The Academy of Motion Picture Arts and Sciences on Tuesday laid out sweeping eligibility reforms to the best picture category. This move is intended to encourage diversity and equitable representation on screen and off, addressing gender, sexual orientation, race, ethnicity, and disability.
In a historic move, the film academy has established four broad representation categories: On-screen; among the crew; at the studio; and in opportunities for training and advancement in other aspects of the film’s development and release.
To be evaluated for the best picture, films will have to meet two of the four new standards, the Academy said.
To meet the representation standard, a film must either have at least one lead character or a significant supporting character be from an underrepresented racial or ethnic group.
At least 30% of secondary roles must be from two underrepresented groups; or the main storyline, theme, or narrative must be focused on an underrepresented group. According to the academy, underrepresented groups comprise women, people of color, LGBTQ+ people, or people with disabilities.
The best film award, which is given to the producers of a film, is the one category that every film academy member can vote for.
Academy President David Rubin and CEO Dawn Hudson said, “the aperture must widen to reflect our diverse global population in both the creation of motion pictures and in the audiences who connect with them. We believe these inclusion standards will be a catalyst for long-lasting, essential change in our industry.”
The second category deals with the creative leadership and crew composition of a film.

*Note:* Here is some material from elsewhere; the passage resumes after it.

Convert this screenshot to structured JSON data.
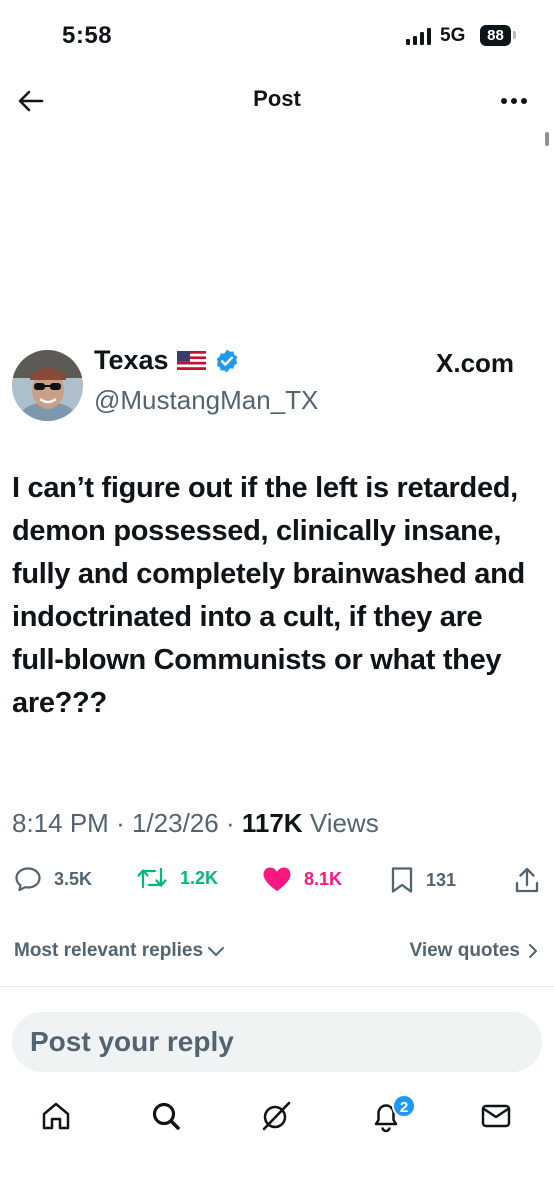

To meet the standard, a film must have either at least two leadership positions.
The third category addresses the paid internship and apprenticeship opportunities as well as training opportunities for below-the-line workers.
The fourth and the last category addresses representation in marketing, publicity, and distribution teams.
The inclusion standards form will be confidential and will not be imposed for best picture hopefuls for the 94th and 95th Academy Awards.
The inclusion standards were created by a task force led by academy governors DeVon Franklin and Jim Gianopulos and in consultation with the Producers Guild of America.